I’m sure last night’s gut-wrenching defeat in Glendale will have a similar fate, a bitter cap to an incredible campaign that produces a painful gallery of recollections —  Jalen Hurts playing out of his mind but fumbling the football and gifting the Chiefs seven points in the first half; the defense failing to stop Kansas City once in the second half; a poor special teams unit giving up a back-breaking punt return; defensive guru Jonathan Gannon getting taken to school by Reid and his offensive coordinator, Eric Bieniemy; and the vaunted Eagles pass rush failing to generate a sack, among others.

“You either win or you learn,” Hurts observed in his postgame press conference. So, what did we discover about this team and the man who will be their on-field leader for the foreseeable future?

What I will remember aside from the negative snapshots or the emotions of what might have been is the resilience of this Eagles squad. With the fourth quarter slipping away from the Birds and a six-point lead quickly turning into an eight-point deficit, Hurts piloted the offense on a seventy-five yard drive that ended with his dive into the end zone, followed by a quarterback sweep and a successful two-point conversion.

Philadelphia has fully adopted the identity of its burgeoning franchise quarterback. His special blend of physical and mental toughness have seeped into the marrow of the franchise. Hurts may not have the strongest arm or all of the qualities of the traditional pocket passer, but he is the prototype for a new kind of offensive attack that is proving very difficult to stop. He even won over one of his most persistent critics:

Most importantly, Jalen Hurts is a winner. No moment is too large or stage too big for him. Howie Roseman and the Eagles’ front office will have to navigate the challenge of building a roster with a quarterback on a second, market-setting contract, but Hurts will be worth the investment and has the qualities that will elevate the play of those around him.

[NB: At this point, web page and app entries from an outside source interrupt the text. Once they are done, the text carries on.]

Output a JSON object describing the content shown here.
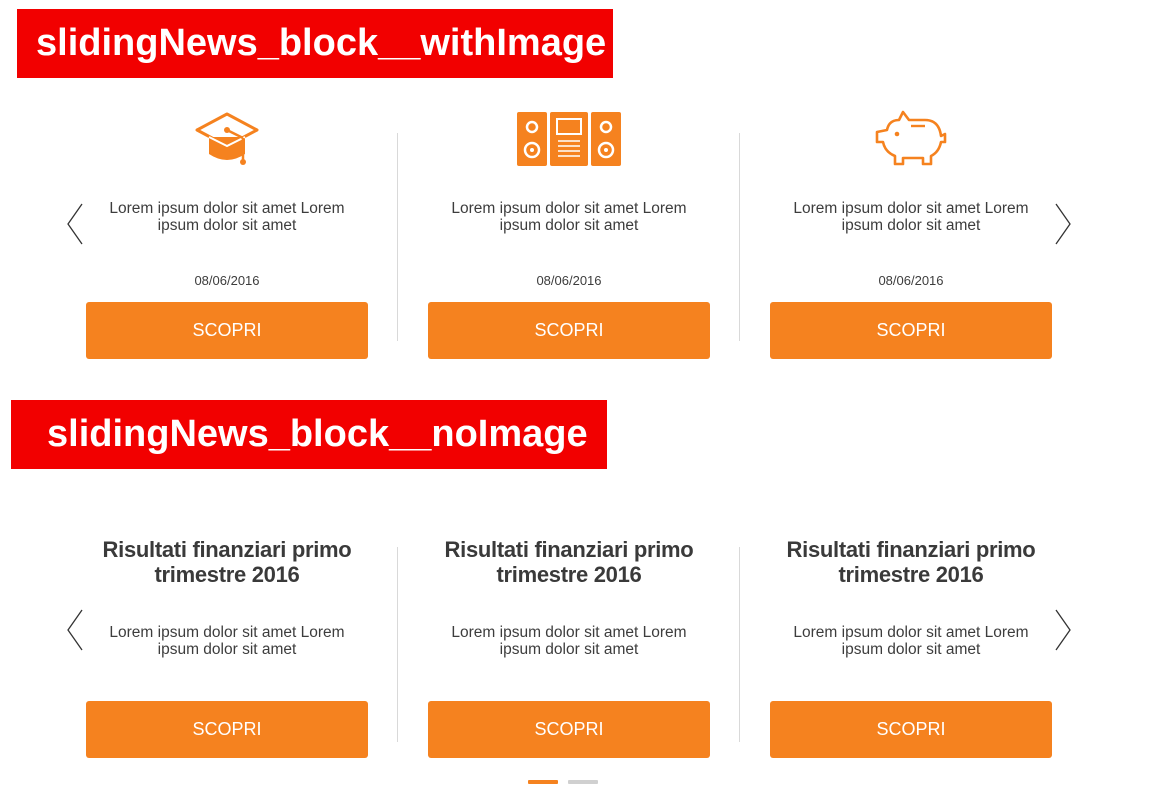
{
  "colors": {
    "accent": "#f5821f",
    "banner": "#f20000",
    "divider": "#d9d9d9"
  },
  "blocks": [
    {
      "label": "slidingNews_block__withImage",
      "cards": [
        {
          "icon": "graduation-cap-icon",
          "text": "Lorem ipsum dolor sit amet Lorem ipsum dolor sit amet",
          "date": "08/06/2016",
          "button": "SCOPRI"
        },
        {
          "icon": "stereo-speakers-icon",
          "text": "Lorem ipsum dolor sit amet Lorem ipsum dolor sit amet",
          "date": "08/06/2016",
          "button": "SCOPRI"
        },
        {
          "icon": "piggy-bank-icon",
          "text": "Lorem ipsum dolor sit amet Lorem ipsum dolor sit amet",
          "date": "08/06/2016",
          "button": "SCOPRI"
        }
      ]
    },
    {
      "label": "slidingNews_block__noImage",
      "cards": [
        {
          "title": "Risultati finanziari primo trimestre 2016",
          "text": "Lorem ipsum dolor sit amet Lorem ipsum dolor sit amet",
          "button": "SCOPRI"
        },
        {
          "title": "Risultati finanziari primo trimestre 2016",
          "text": "Lorem ipsum dolor sit amet Lorem ipsum dolor sit amet",
          "button": "SCOPRI"
        },
        {
          "title": "Risultati finanziari primo trimestre 2016",
          "text": "Lorem ipsum dolor sit amet Lorem ipsum dolor sit amet",
          "button": "SCOPRI"
        }
      ],
      "pagination": {
        "pages": 2,
        "active": 1
      }
    }
  ]
}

Big-splash free agent acquisitions will take a back seat to drafting and development, and it’s a safe bet that Roseman will consider selling the #10 pick the Eagles secured from the Saints for a bevy of future assets. He’ll need to continue his recent streak of draft night success, finding young and cost-effective talent to fill the gaps in the roster.

Roseman and the Eagles are fortunate to have the backing of an owner in Jeffrey Lurie who is willing to spend whatever it takes to win. It’s no fluke that the organization found its way back to the Super Bowl five years after their triumph in 2018, and it won’t be a major surprise if the Eagles have more bites at the apple in the next five years, provided they can preserve the health of their quarterback.

Nick Sirianni has also grown into his role as head coach, and it will be interesting to see if he can take the next step in his own development as a leader. Sirianni has improved the team’s win total by five games in each of his two seasons in charge. Now, can he sustain success with the headwinds of the salary cap diminishing the talent on the roster? Can he learn from the mistakes he and his staff made in their preparations for this game, particularly on the defensive side of the ball?

Postgame, there was no whining about the officiating or complaining about bad luck. Unlike their NFC Championship game opponents, the Eagles took accountability for the loss. Their road back to the Super Bowl will likely be more challenging next year, but they have the leadership and the mindset needed to make another run.

The ultimate lesson derived from Super Bowl LVII will be one we’ve mastered over the years in this town. Losing sucks, and the bitter pill of defeat can leave even the most optimistic among us trapped in a mental quicksand. But staying on the mat isn’t a viable option for those who aspire to be champions. Expect the Eagles to absorb the blow of this loss, dust themselves off, and do the work to get themselves back in contention next season.

Persistence in the face of adversity — it’s a Philly thing.